“He had to hand over the bank card in exchange for his phone, and the group disappeared with the card and, as we now know, £28,000. Peter says that as he got out of the car, the person signed that they would contact him the next day about the work, telling him to be careful and keep quiet. He never heard from them again.”

“When we went to the Metro branch to try to get answers, we all had to show our ID, but it seems that the person who was acting as an interpreter when we took out this loan did not do so,” the family said. “How can a bank give such a large loan to someone who is clearly vulnerable without authenticating the person acting on their behalf? This is all very disturbing.”

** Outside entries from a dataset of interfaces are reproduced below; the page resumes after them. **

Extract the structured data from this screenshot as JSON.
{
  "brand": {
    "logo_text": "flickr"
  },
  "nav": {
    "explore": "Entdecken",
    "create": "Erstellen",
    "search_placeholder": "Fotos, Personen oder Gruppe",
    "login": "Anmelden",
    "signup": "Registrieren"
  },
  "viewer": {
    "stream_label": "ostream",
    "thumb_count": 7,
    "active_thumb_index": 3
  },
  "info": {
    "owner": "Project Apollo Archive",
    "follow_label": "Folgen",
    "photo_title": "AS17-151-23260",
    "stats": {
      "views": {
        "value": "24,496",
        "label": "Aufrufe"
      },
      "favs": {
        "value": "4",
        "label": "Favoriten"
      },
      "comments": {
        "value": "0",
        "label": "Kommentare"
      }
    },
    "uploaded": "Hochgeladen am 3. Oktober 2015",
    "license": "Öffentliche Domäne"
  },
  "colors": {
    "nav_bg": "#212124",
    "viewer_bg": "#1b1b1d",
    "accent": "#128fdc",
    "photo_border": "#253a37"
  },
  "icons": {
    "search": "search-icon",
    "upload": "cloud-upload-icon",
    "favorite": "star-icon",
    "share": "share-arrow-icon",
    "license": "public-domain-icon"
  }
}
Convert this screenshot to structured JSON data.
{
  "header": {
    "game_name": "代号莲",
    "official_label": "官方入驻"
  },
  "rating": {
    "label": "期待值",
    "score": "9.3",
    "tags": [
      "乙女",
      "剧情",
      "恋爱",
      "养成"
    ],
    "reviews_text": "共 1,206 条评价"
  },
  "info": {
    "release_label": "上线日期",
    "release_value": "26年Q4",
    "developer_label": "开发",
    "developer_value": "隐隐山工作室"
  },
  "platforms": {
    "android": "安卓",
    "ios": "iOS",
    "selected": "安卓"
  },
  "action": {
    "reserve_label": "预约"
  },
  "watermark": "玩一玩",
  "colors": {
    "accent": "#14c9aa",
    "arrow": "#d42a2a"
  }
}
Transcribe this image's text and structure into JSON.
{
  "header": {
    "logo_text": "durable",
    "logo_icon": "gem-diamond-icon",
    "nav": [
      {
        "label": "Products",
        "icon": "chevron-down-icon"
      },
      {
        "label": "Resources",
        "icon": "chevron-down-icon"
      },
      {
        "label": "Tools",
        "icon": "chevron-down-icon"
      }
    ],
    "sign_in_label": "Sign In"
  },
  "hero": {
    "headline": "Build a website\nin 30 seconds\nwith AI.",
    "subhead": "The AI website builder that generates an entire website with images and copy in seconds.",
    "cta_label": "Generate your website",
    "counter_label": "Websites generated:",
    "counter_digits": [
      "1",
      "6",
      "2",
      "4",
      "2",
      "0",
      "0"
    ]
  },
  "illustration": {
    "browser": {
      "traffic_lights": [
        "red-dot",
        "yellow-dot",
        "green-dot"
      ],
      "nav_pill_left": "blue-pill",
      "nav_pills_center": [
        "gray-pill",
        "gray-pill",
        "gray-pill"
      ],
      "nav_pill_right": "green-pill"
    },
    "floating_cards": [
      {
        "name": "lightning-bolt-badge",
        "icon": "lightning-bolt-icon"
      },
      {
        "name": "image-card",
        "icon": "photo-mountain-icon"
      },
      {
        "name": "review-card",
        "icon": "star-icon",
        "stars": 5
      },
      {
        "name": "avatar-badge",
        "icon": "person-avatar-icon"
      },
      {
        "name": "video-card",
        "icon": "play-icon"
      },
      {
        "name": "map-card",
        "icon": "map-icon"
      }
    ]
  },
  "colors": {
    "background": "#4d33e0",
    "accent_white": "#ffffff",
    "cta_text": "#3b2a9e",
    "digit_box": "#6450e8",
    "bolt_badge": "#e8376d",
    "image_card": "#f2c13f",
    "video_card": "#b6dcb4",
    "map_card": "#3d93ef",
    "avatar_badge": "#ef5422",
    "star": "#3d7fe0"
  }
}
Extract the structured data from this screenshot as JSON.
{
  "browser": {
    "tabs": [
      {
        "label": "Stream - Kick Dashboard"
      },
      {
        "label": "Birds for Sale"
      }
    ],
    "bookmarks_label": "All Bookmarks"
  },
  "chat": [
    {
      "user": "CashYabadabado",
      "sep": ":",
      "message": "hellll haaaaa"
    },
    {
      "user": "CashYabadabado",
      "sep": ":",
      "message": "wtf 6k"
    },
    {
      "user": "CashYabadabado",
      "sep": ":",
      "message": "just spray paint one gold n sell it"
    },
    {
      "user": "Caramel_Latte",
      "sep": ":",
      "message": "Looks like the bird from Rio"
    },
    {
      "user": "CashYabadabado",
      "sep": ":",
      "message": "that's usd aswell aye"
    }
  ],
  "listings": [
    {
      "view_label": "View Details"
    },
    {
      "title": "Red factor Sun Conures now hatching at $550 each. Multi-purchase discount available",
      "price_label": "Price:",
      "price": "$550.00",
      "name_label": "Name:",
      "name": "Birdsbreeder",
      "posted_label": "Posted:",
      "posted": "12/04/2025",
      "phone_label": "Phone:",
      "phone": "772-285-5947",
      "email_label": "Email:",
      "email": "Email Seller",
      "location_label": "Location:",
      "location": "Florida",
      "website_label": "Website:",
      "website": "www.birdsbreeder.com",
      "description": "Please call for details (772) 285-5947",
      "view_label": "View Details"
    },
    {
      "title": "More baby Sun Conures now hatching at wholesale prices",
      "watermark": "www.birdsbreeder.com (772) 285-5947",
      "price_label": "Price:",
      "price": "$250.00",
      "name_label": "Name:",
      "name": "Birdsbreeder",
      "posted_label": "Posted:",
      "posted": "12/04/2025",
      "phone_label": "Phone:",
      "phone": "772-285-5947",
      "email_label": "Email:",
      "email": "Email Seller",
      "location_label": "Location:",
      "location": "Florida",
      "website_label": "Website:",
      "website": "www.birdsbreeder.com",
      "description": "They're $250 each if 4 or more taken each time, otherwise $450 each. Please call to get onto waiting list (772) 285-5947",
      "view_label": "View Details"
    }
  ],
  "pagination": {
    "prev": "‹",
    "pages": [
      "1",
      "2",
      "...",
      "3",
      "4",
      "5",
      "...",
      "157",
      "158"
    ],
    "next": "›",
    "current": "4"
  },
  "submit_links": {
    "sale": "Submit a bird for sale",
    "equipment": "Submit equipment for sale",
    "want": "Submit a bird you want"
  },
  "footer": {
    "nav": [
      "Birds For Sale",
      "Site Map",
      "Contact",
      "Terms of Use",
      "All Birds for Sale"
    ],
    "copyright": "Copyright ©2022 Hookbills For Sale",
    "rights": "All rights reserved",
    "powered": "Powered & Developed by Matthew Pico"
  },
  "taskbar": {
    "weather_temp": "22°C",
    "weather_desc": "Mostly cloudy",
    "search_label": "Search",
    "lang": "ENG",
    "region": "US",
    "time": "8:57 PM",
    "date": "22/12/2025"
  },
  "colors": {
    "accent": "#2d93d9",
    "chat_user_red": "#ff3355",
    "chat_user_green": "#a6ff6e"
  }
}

The bank told the Guardian: “The investigation into this case has revealed just how unscrupulous the scammers are: they will prey on anyone. We would like to remind your readers to be wary of being pressured to open financial accounts and credit cards, share personal information (passwords, account numbers, security numbers, access codes, etc.) and even hand over/transfer money. All of these are red flags for fraud, in addition to the more obvious signal of someone threatening you.”